Are you concerned about your children’s posture?
Heavy backpacks and increasing use of technology is causing a marked increase in the prevalence of back and neck pain in younger people.
Over the years I have seen a gradual increase in the number of school children presenting with back and neck pain – a recent study cites that 40% of 11-16 year olds in the study reported back or neck pain. In the past I thought it was excessive ‘gaming’ or ‘playing’ on computers and laptops but as my children get older I see that it is also the large reliance of technology for their schoolwork and homework. As a family we have always tried to limit ‘screen-time’, however, I also recognise that this is their future. Children need to understand the technology and utilise it as it has become the norm in our society.
No longer is it sufficient to limit their time, we now need to look for other avenues to minimise the risks that the technology poses. Like preparation for a sport, I believe, we need to strengthen the body to deal better with the new postural strains that it is exposed to – as well as being mindful of the amount of time spent with digital activities.
Young bodies are highly versatile and supple, adapting to new environments. However, they are also developing and growing and structural stresses at this stage can cause long term damaging effects. Often the aberrant patterns are setting in from the ages of 7 or 8 but the bodies versatility accommodates the change. As the body becomes more defined in it’s structure the altered patterns lead to altered muscle and joint function and this ultimately leads to pain and dysfunction. Back pain and neck pain are most common from around 12 years of age in school children. This may also correlate with an increase in the weight of their schoolbags and an alteration in their levels of physical activity as they enter high school.
I’m always amazed at how, despite the technology available, schoolchildren still carry excessively heavy backpacks plus the extra bags of sports uniform, musical instruments, etc. Guidelines indicate that backpacks should be no more than 10% of a child’s body weight, however, this is not enforced and, in my opinion, rarely adhered to.
It is equally important to pack the backpack correctly to ensure that the weight travels evenly down the spine with strong support from the hip bones. Children should be offered training on how best to pack the back pack and how to fit and wear it correctly.
Our children are the society of tomorrow and we are arming them poorly to cope well with their health. I do not believe in giving children the best of education and opportunities for the future at the expense of their physical wellbeing.
Tips to help improve your child’s posture.
- Ensure when using technology that your child sits upright with both feet flat on the floor.
- Use a desktop computer where possible instead of laptops or tablet. If using a laptop – place it on a table.
- Set aside a separate area to study with a good ergonomic set up.

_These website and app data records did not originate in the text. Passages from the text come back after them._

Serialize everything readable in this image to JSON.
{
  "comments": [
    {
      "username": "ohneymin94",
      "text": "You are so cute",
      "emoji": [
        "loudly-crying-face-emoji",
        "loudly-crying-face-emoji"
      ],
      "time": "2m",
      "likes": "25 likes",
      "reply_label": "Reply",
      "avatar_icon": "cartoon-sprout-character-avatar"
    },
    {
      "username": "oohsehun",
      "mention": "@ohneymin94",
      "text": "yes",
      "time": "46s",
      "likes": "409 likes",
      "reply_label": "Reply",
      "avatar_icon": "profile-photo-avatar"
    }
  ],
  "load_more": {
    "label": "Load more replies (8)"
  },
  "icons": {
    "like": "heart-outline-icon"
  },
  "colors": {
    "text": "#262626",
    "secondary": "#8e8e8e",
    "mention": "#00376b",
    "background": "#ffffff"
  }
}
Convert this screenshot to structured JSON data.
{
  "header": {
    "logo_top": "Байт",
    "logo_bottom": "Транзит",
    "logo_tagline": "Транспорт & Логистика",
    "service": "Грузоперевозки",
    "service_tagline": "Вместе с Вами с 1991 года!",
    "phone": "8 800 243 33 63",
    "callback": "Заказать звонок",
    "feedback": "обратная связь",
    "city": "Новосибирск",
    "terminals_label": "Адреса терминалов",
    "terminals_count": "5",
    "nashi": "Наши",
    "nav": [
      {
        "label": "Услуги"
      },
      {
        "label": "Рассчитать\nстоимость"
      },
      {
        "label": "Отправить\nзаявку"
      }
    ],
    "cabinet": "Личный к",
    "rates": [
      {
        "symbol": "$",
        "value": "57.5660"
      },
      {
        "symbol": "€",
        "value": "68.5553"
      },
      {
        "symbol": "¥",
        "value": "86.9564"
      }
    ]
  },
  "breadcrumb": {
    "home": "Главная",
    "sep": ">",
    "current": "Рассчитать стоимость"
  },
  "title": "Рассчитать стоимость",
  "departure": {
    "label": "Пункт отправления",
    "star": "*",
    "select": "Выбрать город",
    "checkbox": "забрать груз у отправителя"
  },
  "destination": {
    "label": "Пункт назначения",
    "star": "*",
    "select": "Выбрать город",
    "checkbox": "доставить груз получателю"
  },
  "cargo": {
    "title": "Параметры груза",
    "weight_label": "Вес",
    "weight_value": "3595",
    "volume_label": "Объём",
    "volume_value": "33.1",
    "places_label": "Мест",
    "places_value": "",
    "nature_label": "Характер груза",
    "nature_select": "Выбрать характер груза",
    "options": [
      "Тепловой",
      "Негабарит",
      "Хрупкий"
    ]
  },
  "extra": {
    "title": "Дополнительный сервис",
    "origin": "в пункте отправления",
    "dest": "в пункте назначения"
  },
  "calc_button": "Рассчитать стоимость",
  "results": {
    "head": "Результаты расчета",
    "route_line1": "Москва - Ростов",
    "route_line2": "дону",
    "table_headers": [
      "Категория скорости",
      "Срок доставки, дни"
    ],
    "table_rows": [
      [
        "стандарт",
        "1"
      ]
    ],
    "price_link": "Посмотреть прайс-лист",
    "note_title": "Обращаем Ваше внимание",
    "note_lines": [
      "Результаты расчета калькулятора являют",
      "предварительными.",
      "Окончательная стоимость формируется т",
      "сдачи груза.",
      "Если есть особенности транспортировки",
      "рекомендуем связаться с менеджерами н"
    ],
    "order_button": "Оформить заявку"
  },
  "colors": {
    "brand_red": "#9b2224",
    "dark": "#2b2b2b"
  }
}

- Placing a cushion on their lap will support their arms and raise the device to reduce forward arching of their necks – if they have to use a laptop or tablet on their laps.
- Take regular breaks – no more than 30 minutes in one session.
- Regular and varied physical exercise will assist muscle growth and development – reducing the adverse impact of hunched postures. The Government advises a minimum of 60 minutes physical activity every day.
- Reduce the weight of the backpack to below 10% of child’s bodyweight.
- Ensure back pack is well fitted.
- Teach your child to pack their backpack effectively.
- Never let your child carry the backpack on one shoulder.
It is imperative that we address the challenges of the digital age by educating our children on :
- How to reduce the adverse impacts of technology
- How to strengthen their bodies to deal with the altered positioning.
- How to pack and wear a backpack properly
- How to set up their workstation to optimise their wellbeing.
Over the coming weeks we will be releasing articles to help with each of these areas. In the meantime, if you would like personalised guidance and support to help you children to be fitter, healthier and stronger please don’t hesitate to call the practice on: 9413 4674.
During these Easter holidays Melissa Jhey is offering a comprehensive “No Gap” Osteopathic assessment and treatment to all school children. This session will include a full structural examination to identify their areas of weakness, personalised exercise program to address the weaknesses, guidance on ergonomics and advice on fitting and packing of backpacks. This session is available on a “No Gap” basis – so will be at no cost to you. If you do not have a health fund then a reduced fee of $50 is charged.
Take this opportunity to give your kids a better chance – they deserve it!
Melissa is available in Chatswood Tues – Fri 8am – 6pm & Sat. 8am -12pm